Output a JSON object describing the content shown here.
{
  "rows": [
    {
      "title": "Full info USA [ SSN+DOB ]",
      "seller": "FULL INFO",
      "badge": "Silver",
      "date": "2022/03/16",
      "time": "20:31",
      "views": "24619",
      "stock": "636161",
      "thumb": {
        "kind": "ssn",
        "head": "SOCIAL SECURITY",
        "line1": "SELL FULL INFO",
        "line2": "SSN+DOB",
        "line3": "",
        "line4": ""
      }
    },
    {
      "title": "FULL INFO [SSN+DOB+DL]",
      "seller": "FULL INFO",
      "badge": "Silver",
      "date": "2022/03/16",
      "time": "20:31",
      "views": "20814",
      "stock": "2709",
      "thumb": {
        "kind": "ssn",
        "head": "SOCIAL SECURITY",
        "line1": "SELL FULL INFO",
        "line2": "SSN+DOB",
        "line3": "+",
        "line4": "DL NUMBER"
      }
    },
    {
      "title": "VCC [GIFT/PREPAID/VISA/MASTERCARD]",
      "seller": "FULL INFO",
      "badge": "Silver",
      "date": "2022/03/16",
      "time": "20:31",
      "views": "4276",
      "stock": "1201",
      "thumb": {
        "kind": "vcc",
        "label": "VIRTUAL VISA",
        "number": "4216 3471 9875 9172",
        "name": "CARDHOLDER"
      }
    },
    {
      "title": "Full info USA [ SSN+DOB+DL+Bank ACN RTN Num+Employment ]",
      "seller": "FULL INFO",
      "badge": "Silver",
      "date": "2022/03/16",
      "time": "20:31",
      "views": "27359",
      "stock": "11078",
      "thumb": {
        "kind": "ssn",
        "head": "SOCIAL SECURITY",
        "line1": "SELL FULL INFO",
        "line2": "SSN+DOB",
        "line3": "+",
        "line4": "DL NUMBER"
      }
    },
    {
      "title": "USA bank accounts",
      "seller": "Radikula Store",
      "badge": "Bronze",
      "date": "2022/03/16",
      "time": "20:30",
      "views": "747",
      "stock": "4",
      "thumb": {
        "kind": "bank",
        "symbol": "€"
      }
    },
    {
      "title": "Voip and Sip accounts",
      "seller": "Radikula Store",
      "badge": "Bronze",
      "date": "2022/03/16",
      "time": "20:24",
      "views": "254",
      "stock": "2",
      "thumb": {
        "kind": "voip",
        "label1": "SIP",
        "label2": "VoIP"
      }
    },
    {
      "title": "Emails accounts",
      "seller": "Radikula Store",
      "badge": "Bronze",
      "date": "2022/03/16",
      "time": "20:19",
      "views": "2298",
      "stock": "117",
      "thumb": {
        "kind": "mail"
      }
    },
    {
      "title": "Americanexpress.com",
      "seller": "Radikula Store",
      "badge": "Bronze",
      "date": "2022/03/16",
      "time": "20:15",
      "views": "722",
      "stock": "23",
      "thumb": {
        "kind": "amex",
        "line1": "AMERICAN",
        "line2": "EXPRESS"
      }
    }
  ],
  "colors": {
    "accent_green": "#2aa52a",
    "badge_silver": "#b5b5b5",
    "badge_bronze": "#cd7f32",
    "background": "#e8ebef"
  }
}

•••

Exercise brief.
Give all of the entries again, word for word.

Output for this exercise.
Output a JSON object describing the content shown here.
{
  "rows": [
    {
      "title": "Full info USA [ SSN+DOB ]",
      "seller": "FULL INFO",
      "badge": "Silver",
      "date": "2022/03/16",
      "time": "20:31",
      "views": "24619",
      "stock": "636161",
      "thumb": {
        "kind": "ssn",
        "head": "SOCIAL SECURITY",
        "line1": "SELL FULL INFO",
        "line2": "SSN+DOB",
        "line3": "",
        "line4": ""
      }
    },
    {
      "title": "FULL INFO [SSN+DOB+DL]",
      "seller": "FULL INFO",
      "badge": "Silver",
      "date": "2022/03/16",
      "time": "20:31",
      "views": "20814",
      "stock": "2709",
      "thumb": {
        "kind": "ssn",
        "head": "SOCIAL SECURITY",
        "line1": "SELL FULL INFO",
        "line2": "SSN+DOB",
        "line3": "+",
        "line4": "DL NUMBER"
      }
    },
    {
      "title": "VCC [GIFT/PREPAID/VISA/MASTERCARD]",
      "seller": "FULL INFO",
      "badge": "Silver",
      "date": "2022/03/16",
      "time": "20:31",
      "views": "4276",
      "stock": "1201",
      "thumb": {
        "kind": "vcc",
        "label": "VIRTUAL VISA",
        "number": "4216 3471 9875 9172",
        "name": "CARDHOLDER"
      }
    },
    {
      "title": "Full info USA [ SSN+DOB+DL+Bank ACN RTN Num+Employment ]",
      "seller": "FULL INFO",
      "badge": "Silver",
      "date": "2022/03/16",
      "time": "20:31",
      "views": "27359",
      "stock": "11078",
      "thumb": {
        "kind": "ssn",
        "head": "SOCIAL SECURITY",
        "line1": "SELL FULL INFO",
        "line2": "SSN+DOB",
        "line3": "+",
        "line4": "DL NUMBER"
      }
    },
    {
      "title": "USA bank accounts",
      "seller": "Radikula Store",
      "badge": "Bronze",
      "date": "2022/03/16",
      "time": "20:30",
      "views": "747",
      "stock": "4",
      "thumb": {
        "kind": "bank",
        "symbol": "€"
      }
    },
    {
      "title": "Voip and Sip accounts",
      "seller": "Radikula Store",
      "badge": "Bronze",
      "date": "2022/03/16",
      "time": "20:24",
      "views": "254",
      "stock": "2",
      "thumb": {
        "kind": "voip",
        "label1": "SIP",
        "label2": "VoIP"
      }
    },
    {
      "title": "Emails accounts",
      "seller": "Radikula Store",
      "badge": "Bronze",
      "date": "2022/03/16",
      "time": "20:19",
      "views": "2298",
      "stock": "117",
      "thumb": {
        "kind": "mail"
      }
    },
    {
      "title": "Americanexpress.com",
      "seller": "Radikula Store",
      "badge": "Bronze",
      "date": "2022/03/16",
      "time": "20:15",
      "views": "722",
      "stock": "23",
      "thumb": {
        "kind": "amex",
        "line1": "AMERICAN",
        "line2": "EXPRESS"
      }
    }
  ],
  "colors": {
    "accent_green": "#2aa52a",
    "badge_silver": "#b5b5b5",
    "badge_bronze": "#cd7f32",
    "background": "#e8ebef"
  }
}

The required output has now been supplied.